    TK
    NBCNewYork
    Marine Sergeant Christine DiCaprio

    A World War I recruiting poster hanging inside Northport's VA Hospital provides vivid proof of how things have changed when it comes to women and war.

    It displays a young woman dressed in a Navy uniform cooing, "I wish I were a man so I could join the Navy."

    Now, of course, women are not only members of the U.S. Armed Forces, they find themselves in combat situations.

    War Takes Toll on Women Veterans

    [NY] War Takes Toll on Women Veterans
    The Veterans Administration is conducting a study of 10,000 Vietnam era women, who may have suffered PTSD

    "Women are expected to train up to the same standards as the men," says decorated Marine Sergeant Christine DiCaprio.

    The petite 24-year-old from Garden City speaks from experience. She served eleven months in Iraq, wielding a machine gun that weighed more than she does.
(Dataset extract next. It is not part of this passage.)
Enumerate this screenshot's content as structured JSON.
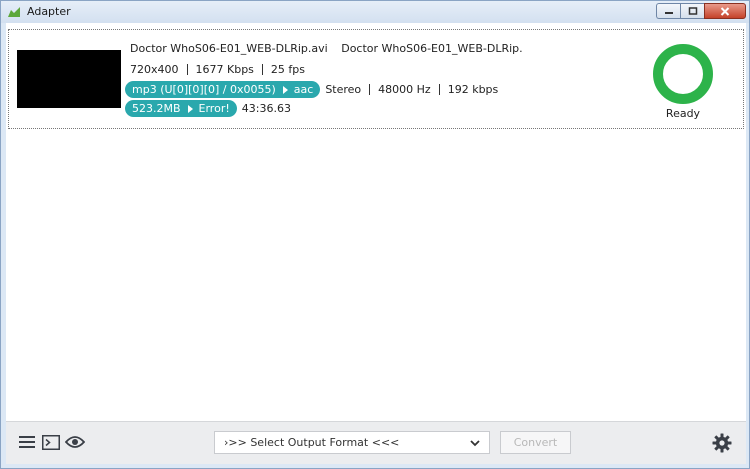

DiCaprio's unit patrolled highways in Fallujah, hunting roadside bombs. She succeeded so well, she was promoted to patrol leader and in the process ending up commanding men in the field.
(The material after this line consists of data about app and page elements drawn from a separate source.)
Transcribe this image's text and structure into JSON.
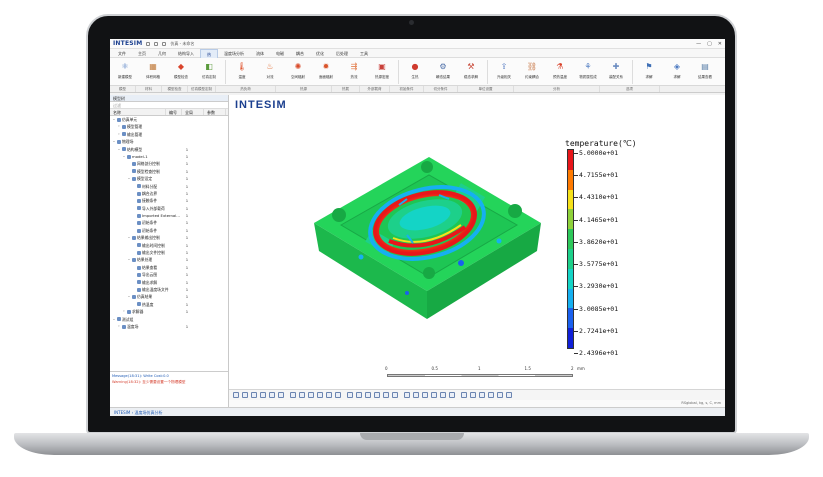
{
  "app": {
    "logo": "INTESIM",
    "window_title": "仿真 - 未命名",
    "window_controls": [
      "—",
      "▢",
      "✕"
    ]
  },
  "menu": [
    "文件",
    "主页",
    "几何",
    "结构导入",
    "热",
    "温度场分析",
    "流体",
    "电磁",
    "耦合",
    "优化",
    "后处理",
    "工具"
  ],
  "menu_active_index": 4,
  "ribbon": {
    "buttons": [
      {
        "label": "新建模型",
        "icon": "atom-icon",
        "color": "#4a78c0",
        "glyph": "⚛"
      },
      {
        "label": "体积网格",
        "icon": "mesh-icon",
        "color": "#c07a3a",
        "glyph": "▦"
      },
      {
        "label": "模型检查",
        "icon": "cube-red-icon",
        "color": "#d9442c",
        "glyph": "◆"
      },
      {
        "label": "仿真定制",
        "icon": "layers-icon",
        "color": "#5a9a3c",
        "glyph": "◧"
      },
      {
        "label": "温度",
        "icon": "thermometer-icon",
        "color": "#e05530",
        "glyph": "🌡"
      },
      {
        "label": "对流",
        "icon": "convection-icon",
        "color": "#e06c30",
        "glyph": "♨"
      },
      {
        "label": "空间辐射",
        "icon": "radiation-icon",
        "color": "#d94c2b",
        "glyph": "✺"
      },
      {
        "label": "面面辐射",
        "icon": "surface-radiation-icon",
        "color": "#d9542b",
        "glyph": "✹"
      },
      {
        "label": "热流",
        "icon": "heat-flux-icon",
        "color": "#e0703a",
        "glyph": "⇶"
      },
      {
        "label": "热源密度",
        "icon": "heat-source-icon",
        "color": "#c9403a",
        "glyph": "▣"
      },
      {
        "label": "生热",
        "icon": "sphere-icon",
        "color": "#cf3a2e",
        "glyph": "●"
      },
      {
        "label": "瞬态结果",
        "icon": "result-icon",
        "color": "#4d6fa8",
        "glyph": "⚙"
      },
      {
        "label": "稳态求解",
        "icon": "solve-icon",
        "color": "#c94a3a",
        "glyph": "⚒"
      },
      {
        "label": "升级相关",
        "icon": "upgrade-icon",
        "color": "#5a7fc4",
        "glyph": "⇪"
      },
      {
        "label": "约束耦合",
        "icon": "coupling-icon",
        "color": "#c97a4a",
        "glyph": "⛓"
      },
      {
        "label": "预热温度",
        "icon": "preheat-icon",
        "color": "#d9442c",
        "glyph": "⚗"
      },
      {
        "label": "物质属性成",
        "icon": "material-icon",
        "color": "#4a78c0",
        "glyph": "⚘"
      },
      {
        "label": "装配关系",
        "icon": "assembly-icon",
        "color": "#6a8bc0",
        "glyph": "✚"
      },
      {
        "label": "求解",
        "icon": "solve-run-icon",
        "color": "#3e6fb5",
        "glyph": "⚑"
      },
      {
        "label": "求解",
        "icon": "compute-icon",
        "color": "#4a78c0",
        "glyph": "◈"
      },
      {
        "label": "结果查看",
        "icon": "view-results-icon",
        "color": "#5a7fa8",
        "glyph": "▤"
      }
    ],
    "groups": [
      "模型",
      "材料",
      "模型检查",
      "仿真模型定制",
      "热负荷",
      "热源",
      "热载",
      "外部载荷",
      "初始条件",
      "切分条件",
      "单位设置",
      "分析",
      "选项"
    ]
  },
  "left_panel": {
    "tab": "模型树",
    "filter_placeholder": "过滤",
    "columns": [
      "名称",
      "编号",
      "全局",
      "参数"
    ],
    "tree": [
      {
        "indent": 0,
        "arrow": "⌄",
        "name": "仿真单元",
        "num": ""
      },
      {
        "indent": 1,
        "arrow": "›",
        "name": "模型管理",
        "num": ""
      },
      {
        "indent": 1,
        "arrow": "›",
        "name": "输出管理",
        "num": ""
      },
      {
        "indent": 0,
        "arrow": "⌄",
        "name": "物理场",
        "num": ""
      },
      {
        "indent": 1,
        "arrow": "⌄",
        "name": "结构模型",
        "num": "1"
      },
      {
        "indent": 2,
        "arrow": "⌄",
        "name": "model-1",
        "num": "1"
      },
      {
        "indent": 3,
        "arrow": "",
        "name": "网格剖分控制",
        "num": "1"
      },
      {
        "indent": 3,
        "arrow": "",
        "name": "模型检查控制",
        "num": "1"
      },
      {
        "indent": 3,
        "arrow": "⌄",
        "name": "模型设定",
        "num": "1"
      },
      {
        "indent": 4,
        "arrow": "",
        "name": "材料分配",
        "num": "1"
      },
      {
        "indent": 4,
        "arrow": "",
        "name": "耦合边界",
        "num": "1"
      },
      {
        "indent": 4,
        "arrow": "",
        "name": "接触条件",
        "num": "1"
      },
      {
        "indent": 4,
        "arrow": "",
        "name": "导入外部载荷",
        "num": "1"
      },
      {
        "indent": 4,
        "arrow": "",
        "name": "Imported External...",
        "num": "1"
      },
      {
        "indent": 4,
        "arrow": "",
        "name": "初始条件",
        "num": "1"
      },
      {
        "indent": 4,
        "arrow": "",
        "name": "初始条件",
        "num": "1"
      },
      {
        "indent": 3,
        "arrow": "⌄",
        "name": "结果输出控制",
        "num": "1"
      },
      {
        "indent": 4,
        "arrow": "",
        "name": "输出时间控制",
        "num": "1"
      },
      {
        "indent": 4,
        "arrow": "",
        "name": "输出文件控制",
        "num": "1"
      },
      {
        "indent": 3,
        "arrow": "⌄",
        "name": "结果处理",
        "num": "1"
      },
      {
        "indent": 4,
        "arrow": "",
        "name": "结果查看",
        "num": "1"
      },
      {
        "indent": 4,
        "arrow": "",
        "name": "导出云图",
        "num": "1"
      },
      {
        "indent": 4,
        "arrow": "",
        "name": "输出求解",
        "num": "1"
      },
      {
        "indent": 4,
        "arrow": "",
        "name": "输出温度场文件",
        "num": "1"
      },
      {
        "indent": 3,
        "arrow": "⌄",
        "name": "仿真结果",
        "num": "1"
      },
      {
        "indent": 4,
        "arrow": "",
        "name": "热温度",
        "num": "1"
      },
      {
        "indent": 2,
        "arrow": "›",
        "name": "求解器",
        "num": "1"
      },
      {
        "indent": 0,
        "arrow": "⌄",
        "name": "测试组",
        "num": ""
      },
      {
        "indent": 1,
        "arrow": "›",
        "name": "温度场",
        "num": "1"
      }
    ],
    "messages": [
      {
        "text": "Message(18:31): Write Cost:0.0",
        "kind": "info"
      },
      {
        "text": "Warning(18:32): 至少需要设置一个物理模型",
        "kind": "warn"
      }
    ]
  },
  "viewport": {
    "brand": "INTESIM",
    "legend_title": "temperature(℃)",
    "legend_labels": [
      "5.0000e+01",
      "4.7155e+01",
      "4.4310e+01",
      "4.1465e+01",
      "3.8620e+01",
      "3.5775e+01",
      "3.2930e+01",
      "3.0085e+01",
      "2.7241e+01",
      "2.4396e+01"
    ],
    "legend_colors": [
      "#e8161a",
      "#ff7a00",
      "#f6e11a",
      "#8fd23a",
      "#2dc85a",
      "#1dd08a",
      "#14d4c6",
      "#16b0f0",
      "#1a60ee",
      "#1020d8"
    ],
    "scale_labels": [
      "0",
      "0.5",
      "1",
      "1.5",
      "2"
    ],
    "scale_unit": "mm",
    "coord_status": "RSglobal, kg, s, C, mm"
  },
  "status_bar": "INTESIM  ›  温度场仿真分析"
}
    "You definitely kind of reach inside yourself and think about whether I will run toward this firefight or run away from it," she said.

    DiCaprio's bravery is evidenced by the combat ribbons she wears on her uniform; but what's less clear is how women veterans like her will react to combat once they return home.

    "To come back was definitely an adjustment," DiCaprio admits.

    Joan Furey understands that all too well.  The Sayville woman served as a nurse at an Army field hospital in Vietnam and says she saw more than her share of fear and death.

    Artillery shelling around the hospital was commonplace, Furey said, and while others could take cover in shelters, the nurses were forced to stay behind with the wounded soldiers who couldn't flee their beds. 

    It was terrifying and haunted Furey even after she returned home.

    "You would see so much...after a while, you stopped reacting emotionally.  When you came back, you paid a price for that.  You distanced yourself from family and friends." Furey recalled.

    Furey first thought it was the price of being a veteran; something she had to deal with on her own.  But the nurse who went on to work for the VA and later headed Washington's Women's Center later realized she may have been suffering from post-traumatic stress disorder.

    Furey began lobbying for a large scale study of women and PTSD.  The VA finally granted that wish this year, agreeing to study ten thousand Vietnam era women veterans -- the largest study of its kind.

    "Women are impacted more severely than men when it comes to how they function," said Dr.G. Krishnamoorthy, the head of the Northport VA's PTSD program.

    The hope is that data collected in this study will help women vets who served in Iraq and Afghanistan.

    Christine DiCaprio, now training to be a Marine drill Sergeant, gave a glimpse into the how tough it is for a Marine who once hunted roadside bombs to leave that behind.

    "I remember driving on a regular state highway after I came home," DiCaprio said.  "When I saw a garbage bag alongside the road, I remember thinking, maybe I should check that out."

    Joan Furey lived through that same period of adjustment and doesn't want to abandon this new "band of sisters."

    "When you send people to war, they're going to pay a price for it," said Joan Furey. 

    "And when they come home, we have to rectify that price for them."